San Diego was recently denied full accreditation by the Commission on Fire Accreditation International, now called the Center for Public Safety Excellence, because many of its stations fail to meet the five-minute standard for arriving at major fires or calls for paramedic service.
“This whole county is fire protection poor,” Bowman said, noting that the city has added only one fire station in the four years since more than 5,000 homes and businesses were destroyed in the Cedar fire. And that temporary station near Qualcomm Stadium is in an area where at least two permanent stations have been recommended by fire officials for the last 20 years.
“Bottom line,” Bowman said, “is staffing has not improved.”
San Diego City Council president Scott Peters said it wouldn’t make sense for the city to plan staffing levels based on worst-case disasters. You don’t plan the size of a church, he said, based on the crowd at Easter. And, he said, firefighters are better prepared now than in 2003.
“The scene at the Cedar fire was appalling, right down to not having enough batteries for walkie-talkies,” he said.
This time, San Diego Fire Department spokesman Maurice Luque said, a new communications system allowed frontline firefighters to talk to other agencies, something they couldn’t do four years ago. “We’ve learned a lot,” he said.
Whatever lessons were learned, one scenario seemed eerily familiar. Just as the rush to fight the Cedar fire had drained the rest of the city of protection, so the rush to battle the Witch blaze again left the rest of the city vulnerable.
At one time on Monday, resources were spread so thin fighting the wildfires, said Assistant Fire Chief Javier Manier, “we had only one engine for the rest of the city.”
Joe Rubin, Tony Perry, Sonia Nazario, Alex Pham and Alan Zarembo contributed to this report.
The stories shaping California
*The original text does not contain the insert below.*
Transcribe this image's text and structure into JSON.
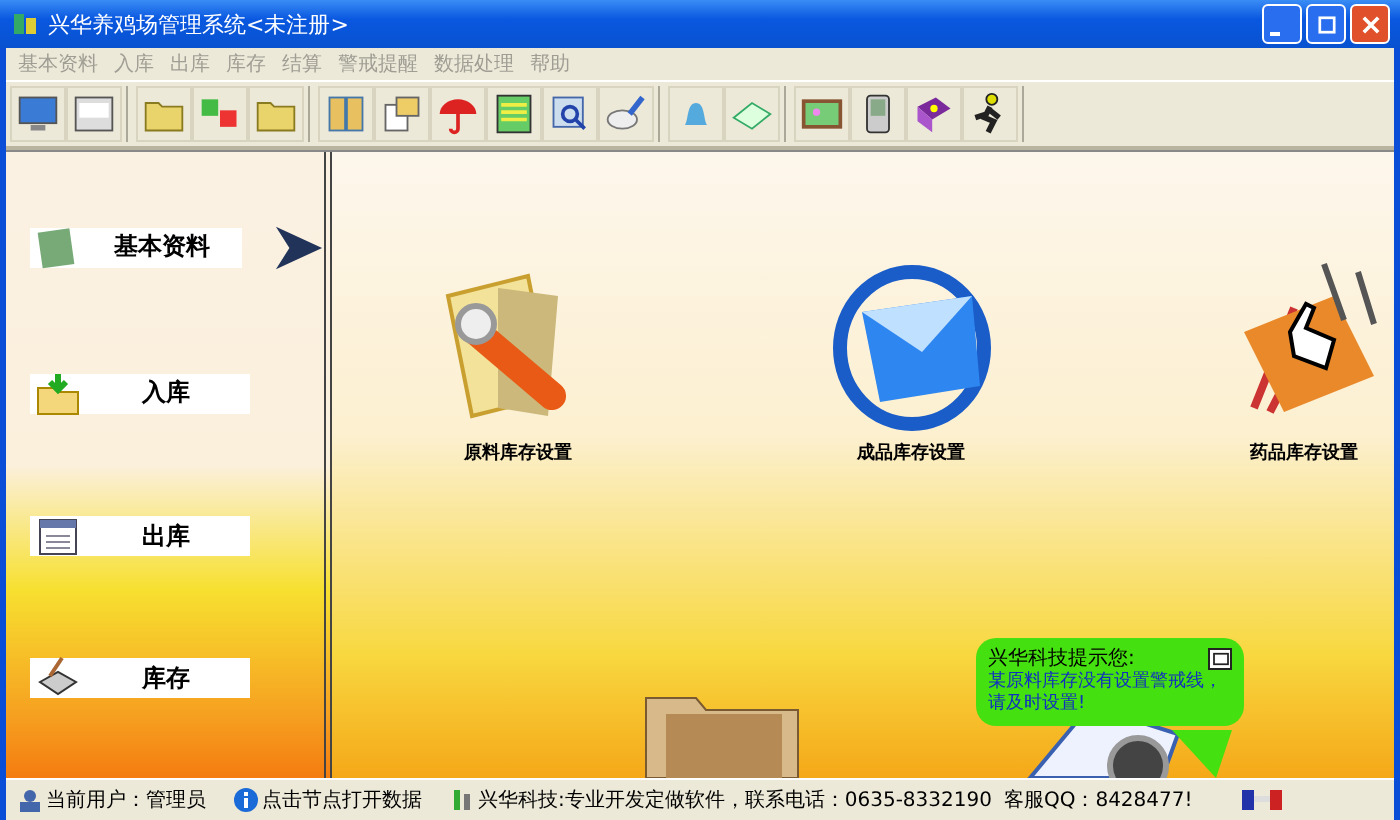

Get up to speed with our Essential California newsletter, sent six days a week.
You may occasionally receive promotional content from the Los Angeles Times.